 :channel-type :reporting
:channel (chan 1)
}

dpsutton18:02:09

take in a map with all of the information that you need

dpsutton18:02:14

and note that this offers no security

istvan18:02:13

alright i give it a try

istvan19:02:28

thank you guys, i just rewrote the code using a map for the channels and it works! 🙂

joshjones20:02:26

@istvan you will be happy that you did it this way, or rather, you will never know the unhappiness you saved yourself by doing it this way 😉

istvan20:02:28

i already hit a roadblock with my first solution 😄

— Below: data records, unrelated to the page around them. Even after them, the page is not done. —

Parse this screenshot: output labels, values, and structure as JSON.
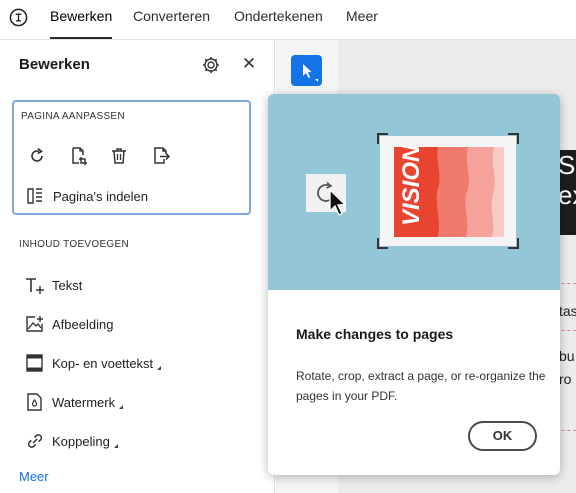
{
  "topbar": {
    "tabs": [
      {
        "label": "Bewerken",
        "active": true
      },
      {
        "label": "Converteren",
        "active": false
      },
      {
        "label": "Ondertekenen",
        "active": false
      },
      {
        "label": "Meer",
        "active": false
      }
    ]
  },
  "panel": {
    "title": "Bewerken",
    "page_section": {
      "heading": "PAGINA AANPASSEN",
      "tools": [
        "rotate-icon",
        "crop-page-icon",
        "delete-icon",
        "extract-page-icon"
      ],
      "organize_label": "Pagina's indelen"
    },
    "content_section": {
      "heading": "INHOUD TOEVOEGEN",
      "items": [
        {
          "label": "Tekst",
          "icon": "text-add-icon",
          "has_submenu": false
        },
        {
          "label": "Afbeelding",
          "icon": "image-add-icon",
          "has_submenu": false
        },
        {
          "label": "Kop- en voettekst",
          "icon": "header-footer-icon",
          "has_submenu": true
        },
        {
          "label": "Watermerk",
          "icon": "watermark-icon",
          "has_submenu": true
        },
        {
          "label": "Koppeling",
          "icon": "link-icon",
          "has_submenu": true
        }
      ]
    },
    "more_label": "Meer"
  },
  "popover": {
    "illustration_text": "VISION",
    "title": "Make changes to pages",
    "body": "Rotate, crop, extract a page, or re-organize the pages in your PDF.",
    "ok_label": "OK"
  },
  "document": {
    "peek_texts": [
      "S",
      "ex",
      "tas",
      "bu",
      "ro"
    ]
  },
  "colors": {
    "accent": "#1473e6",
    "card_border": "#7fa9de",
    "hero_bg": "#93c6d7",
    "vision_red": "#e8442f"
  }
}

istvan20:02:17

since clojure keywords are lookup functions you can just use the keyword and lookup pretty easily something in a map

joshjones20:02:40

this is one reason why keywords are the most common types of keys in maps. if you use a string as a key though, you can also easily do (get map' str-key), to avoid converting between str<->keywords. but yes, keywords work well

keymone20:02:54

are there convenient clojure wrappers for java.lang.Process?

hlolli21:02:09

(let [a 1 b 2]
  (let [{:keys [a b]} {:a 3}]
    [a b]))
=> [3 nil]
is there any way to destructure conditional let. So redefine local bindings if the key exist in a map otherwise nothing? So that it would return [3 2]?

mfikes21:02:39

@hlolli My first inclination to solve your problem is to throw an :or {b b} in there.

mfikes21:02:10

(let [a 1 b 2]
   (let [{:keys [a b] :or {b b}} {:a 3}]
     [a b]))

hlolli21:02:53

bingo! @mfikes thanks! (This calles for a macro, want to do this with lots of keys 🙂)

keymone21:02:38

@mfikes yes, but that’s for shell commands that exit immediately, i need one for long-running processes that can deal with pipes etc